Choose from 4,357 pictures in our Geological collection for your Wall Art or Photo Gift. Popular choices include Framed Photos, Canvas Prints, Posters and Jigsaw Puzzles. All professionally made for quick delivery.


Earthquake distribution map Featured Geological Print

Earthquake distribution map

Earth's tectonic plates, artwork. The Earth's surface is divided up into several major plates. These are rocky slabs that float and move on the more fluid layer beneath them. Current direction of movement is indicated by red arrows. The boundaries between plates are geologically active areas, and are the sites of the majority of the world's volcanoes and earthquakes. Plate tectonics, the study of the plates, has revealed a huge amount about the Earth. For instance, South America's east coast appears to fit into Africa's west coast because they were once joined, but the plates that hold them are moving apart. Also, where the Indian plate collided with the Eurasian plate, the Himalayas were formed

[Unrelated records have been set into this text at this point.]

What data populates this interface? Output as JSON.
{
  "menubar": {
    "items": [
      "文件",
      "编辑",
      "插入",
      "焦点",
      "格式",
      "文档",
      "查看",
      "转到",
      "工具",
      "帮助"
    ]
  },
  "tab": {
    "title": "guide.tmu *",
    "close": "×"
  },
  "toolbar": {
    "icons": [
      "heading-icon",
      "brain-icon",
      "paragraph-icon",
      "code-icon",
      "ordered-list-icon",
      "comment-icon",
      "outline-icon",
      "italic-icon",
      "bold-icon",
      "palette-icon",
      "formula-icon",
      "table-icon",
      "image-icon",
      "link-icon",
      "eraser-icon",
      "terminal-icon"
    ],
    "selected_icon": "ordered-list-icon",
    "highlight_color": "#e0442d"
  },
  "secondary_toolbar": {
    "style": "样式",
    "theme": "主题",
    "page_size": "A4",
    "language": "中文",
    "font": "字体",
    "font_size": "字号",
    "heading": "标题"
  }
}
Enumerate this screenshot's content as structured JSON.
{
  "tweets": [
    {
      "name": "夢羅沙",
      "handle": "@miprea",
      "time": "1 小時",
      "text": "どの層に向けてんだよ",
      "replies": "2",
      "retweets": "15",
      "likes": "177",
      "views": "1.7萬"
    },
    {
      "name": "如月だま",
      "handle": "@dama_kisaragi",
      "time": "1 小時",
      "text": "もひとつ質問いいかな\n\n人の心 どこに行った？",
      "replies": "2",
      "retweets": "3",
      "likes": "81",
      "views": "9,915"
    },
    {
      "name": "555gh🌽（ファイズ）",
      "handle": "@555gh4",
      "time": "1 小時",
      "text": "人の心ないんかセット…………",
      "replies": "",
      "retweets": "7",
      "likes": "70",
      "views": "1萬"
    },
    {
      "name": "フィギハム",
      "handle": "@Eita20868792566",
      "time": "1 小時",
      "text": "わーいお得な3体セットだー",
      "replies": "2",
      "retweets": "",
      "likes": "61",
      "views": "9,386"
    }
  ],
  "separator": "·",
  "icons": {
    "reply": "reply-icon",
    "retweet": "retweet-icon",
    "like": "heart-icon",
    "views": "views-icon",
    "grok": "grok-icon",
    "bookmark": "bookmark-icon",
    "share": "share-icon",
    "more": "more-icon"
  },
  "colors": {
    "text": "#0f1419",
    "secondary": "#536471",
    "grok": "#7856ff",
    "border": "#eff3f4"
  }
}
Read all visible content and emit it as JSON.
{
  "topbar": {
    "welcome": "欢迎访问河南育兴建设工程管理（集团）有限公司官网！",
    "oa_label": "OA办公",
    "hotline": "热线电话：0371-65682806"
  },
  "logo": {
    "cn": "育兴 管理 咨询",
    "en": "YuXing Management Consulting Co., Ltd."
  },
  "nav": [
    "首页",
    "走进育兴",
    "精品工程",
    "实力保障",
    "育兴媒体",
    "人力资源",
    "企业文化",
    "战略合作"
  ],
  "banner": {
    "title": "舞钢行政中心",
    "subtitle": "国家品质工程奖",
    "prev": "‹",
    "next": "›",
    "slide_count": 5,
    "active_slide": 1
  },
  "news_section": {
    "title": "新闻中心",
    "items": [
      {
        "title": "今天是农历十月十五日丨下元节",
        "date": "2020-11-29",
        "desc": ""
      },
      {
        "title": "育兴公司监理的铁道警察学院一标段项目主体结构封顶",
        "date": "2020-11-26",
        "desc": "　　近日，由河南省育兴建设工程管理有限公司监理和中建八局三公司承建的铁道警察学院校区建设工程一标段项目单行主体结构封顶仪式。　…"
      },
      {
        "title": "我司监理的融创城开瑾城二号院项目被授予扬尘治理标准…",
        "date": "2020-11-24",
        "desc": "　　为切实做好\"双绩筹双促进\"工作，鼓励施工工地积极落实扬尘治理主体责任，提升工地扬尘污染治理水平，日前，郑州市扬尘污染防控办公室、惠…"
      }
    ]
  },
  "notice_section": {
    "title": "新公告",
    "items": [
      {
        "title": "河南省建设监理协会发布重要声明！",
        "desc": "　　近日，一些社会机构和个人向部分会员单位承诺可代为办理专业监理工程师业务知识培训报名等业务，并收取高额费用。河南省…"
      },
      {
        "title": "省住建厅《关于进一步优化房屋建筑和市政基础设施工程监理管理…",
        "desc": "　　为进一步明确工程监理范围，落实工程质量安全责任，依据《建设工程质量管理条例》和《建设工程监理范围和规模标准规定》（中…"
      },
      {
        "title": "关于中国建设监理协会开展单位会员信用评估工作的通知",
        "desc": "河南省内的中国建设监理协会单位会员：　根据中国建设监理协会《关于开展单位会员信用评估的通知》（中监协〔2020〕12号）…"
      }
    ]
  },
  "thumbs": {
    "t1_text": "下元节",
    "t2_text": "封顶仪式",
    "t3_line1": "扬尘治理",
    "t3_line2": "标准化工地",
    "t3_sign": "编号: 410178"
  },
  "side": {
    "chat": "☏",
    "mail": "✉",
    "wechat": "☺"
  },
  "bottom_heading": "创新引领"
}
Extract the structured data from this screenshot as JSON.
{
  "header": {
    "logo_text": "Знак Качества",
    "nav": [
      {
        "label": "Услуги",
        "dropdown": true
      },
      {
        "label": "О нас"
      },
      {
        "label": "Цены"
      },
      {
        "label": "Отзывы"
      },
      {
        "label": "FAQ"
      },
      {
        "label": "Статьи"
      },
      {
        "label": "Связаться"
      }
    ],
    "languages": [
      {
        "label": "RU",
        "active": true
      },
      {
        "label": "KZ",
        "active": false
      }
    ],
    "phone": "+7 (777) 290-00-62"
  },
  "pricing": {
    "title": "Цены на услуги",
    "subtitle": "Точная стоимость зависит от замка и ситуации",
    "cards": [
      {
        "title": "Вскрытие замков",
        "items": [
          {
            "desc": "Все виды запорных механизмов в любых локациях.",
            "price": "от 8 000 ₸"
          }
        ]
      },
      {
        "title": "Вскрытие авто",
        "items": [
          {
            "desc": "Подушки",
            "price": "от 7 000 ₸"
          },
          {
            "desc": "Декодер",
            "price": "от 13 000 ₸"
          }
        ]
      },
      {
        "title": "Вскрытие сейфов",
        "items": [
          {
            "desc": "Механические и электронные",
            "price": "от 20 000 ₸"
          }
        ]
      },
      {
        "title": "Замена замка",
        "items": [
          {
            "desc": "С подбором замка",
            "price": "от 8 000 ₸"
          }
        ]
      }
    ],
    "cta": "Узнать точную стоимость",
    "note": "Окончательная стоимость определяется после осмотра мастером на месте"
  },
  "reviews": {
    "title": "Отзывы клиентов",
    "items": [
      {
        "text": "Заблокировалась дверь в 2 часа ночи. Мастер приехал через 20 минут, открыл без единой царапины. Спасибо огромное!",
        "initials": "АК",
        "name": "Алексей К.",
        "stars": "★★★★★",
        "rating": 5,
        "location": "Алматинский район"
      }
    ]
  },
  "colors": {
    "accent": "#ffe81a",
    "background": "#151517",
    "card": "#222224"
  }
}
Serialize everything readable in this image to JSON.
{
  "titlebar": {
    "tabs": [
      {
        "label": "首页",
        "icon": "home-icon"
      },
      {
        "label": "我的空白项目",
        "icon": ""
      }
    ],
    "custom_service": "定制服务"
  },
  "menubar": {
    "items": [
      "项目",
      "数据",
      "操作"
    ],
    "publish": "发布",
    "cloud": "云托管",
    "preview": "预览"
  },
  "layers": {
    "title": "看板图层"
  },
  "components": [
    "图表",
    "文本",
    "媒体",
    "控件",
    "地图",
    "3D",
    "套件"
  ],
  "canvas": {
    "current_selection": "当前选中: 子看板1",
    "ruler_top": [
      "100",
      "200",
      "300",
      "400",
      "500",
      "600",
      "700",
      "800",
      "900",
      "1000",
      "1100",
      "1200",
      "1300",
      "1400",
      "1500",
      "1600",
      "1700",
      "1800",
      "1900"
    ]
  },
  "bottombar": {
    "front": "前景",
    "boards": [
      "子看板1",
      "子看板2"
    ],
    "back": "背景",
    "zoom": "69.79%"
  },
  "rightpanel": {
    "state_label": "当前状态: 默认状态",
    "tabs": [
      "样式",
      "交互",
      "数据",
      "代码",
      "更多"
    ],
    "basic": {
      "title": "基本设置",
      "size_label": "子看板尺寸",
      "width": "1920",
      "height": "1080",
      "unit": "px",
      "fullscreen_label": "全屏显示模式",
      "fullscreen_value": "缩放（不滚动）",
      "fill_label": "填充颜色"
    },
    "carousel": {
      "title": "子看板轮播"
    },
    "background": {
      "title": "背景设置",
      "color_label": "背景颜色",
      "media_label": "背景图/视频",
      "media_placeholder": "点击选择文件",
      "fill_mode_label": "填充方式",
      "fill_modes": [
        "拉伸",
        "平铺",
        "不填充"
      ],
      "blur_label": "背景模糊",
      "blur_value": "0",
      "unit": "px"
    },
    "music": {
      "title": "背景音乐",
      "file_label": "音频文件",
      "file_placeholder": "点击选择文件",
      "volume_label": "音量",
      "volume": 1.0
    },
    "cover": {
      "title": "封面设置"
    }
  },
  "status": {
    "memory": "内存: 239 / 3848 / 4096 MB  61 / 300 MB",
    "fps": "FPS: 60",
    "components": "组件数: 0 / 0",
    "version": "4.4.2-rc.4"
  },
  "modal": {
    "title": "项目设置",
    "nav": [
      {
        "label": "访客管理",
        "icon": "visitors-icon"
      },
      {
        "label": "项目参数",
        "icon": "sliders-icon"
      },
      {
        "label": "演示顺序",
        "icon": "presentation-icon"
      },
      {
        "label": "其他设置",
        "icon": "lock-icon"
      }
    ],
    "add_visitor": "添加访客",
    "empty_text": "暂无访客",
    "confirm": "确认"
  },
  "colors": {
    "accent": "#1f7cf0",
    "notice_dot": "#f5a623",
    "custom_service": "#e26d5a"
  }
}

© GARY HINCKS/SCIENCE PHOTO LIBRARY

Geological map of the British Isles Featured Geological Print

Geological map of the British Isles

Geological map of the British Isles, with a colour-coded key (right, see C015/2656 for details and names). The geology of the British Isles is extremely varied with rocks from nearly all geological periods. The rock formation types shown are: sedimentary, metamorphic and igneous. The majority of the rocks in Ireland, England and Wales are sedimentary, with large areas of volcanic and metamorphic rocks in Scotland. The sedimentary rocks are colour-coded by geological period from most recent to most ancient (top to bottom). The oldest rocks are in north-west Scotland, the youngest in south-east England. For a simpler map with less detail, see C015/2655

© GARY HINCKS/SCIENCE PHOTO LIBRARY

Krakatoa sunsets, 1883 artworks Featured Geological Print

Krakatoa sunsets, 1883 artworks

Krakatoa sunsets. Artwork of the spectacular red and orange sunsets caused in London, England, by the August 1883 eruption of Krakatoa, a volcano thousands of kilometres away in Indonesia. The ash thrown up by the eruption caused sunsets like these for years afterwards. These three artworks are a sequence, showing twilight and afterglow effects at Chelsea, London, on 26 November 1883, at around: 4.40pm (top); 5pm (middle); and 6.15pm (bottom). These are among the thousands of sunset sketches made by the British artist William Ashcroft. Krakatoa's eruption prompted many reports and investigations. These artworks formed the frontispiece for The Report of the Krakatoa Committee of the Royal Society (1888)

© ROYAL ASTRONOMICAL SOCIETY/SCIENCE PHOTO LIBRARY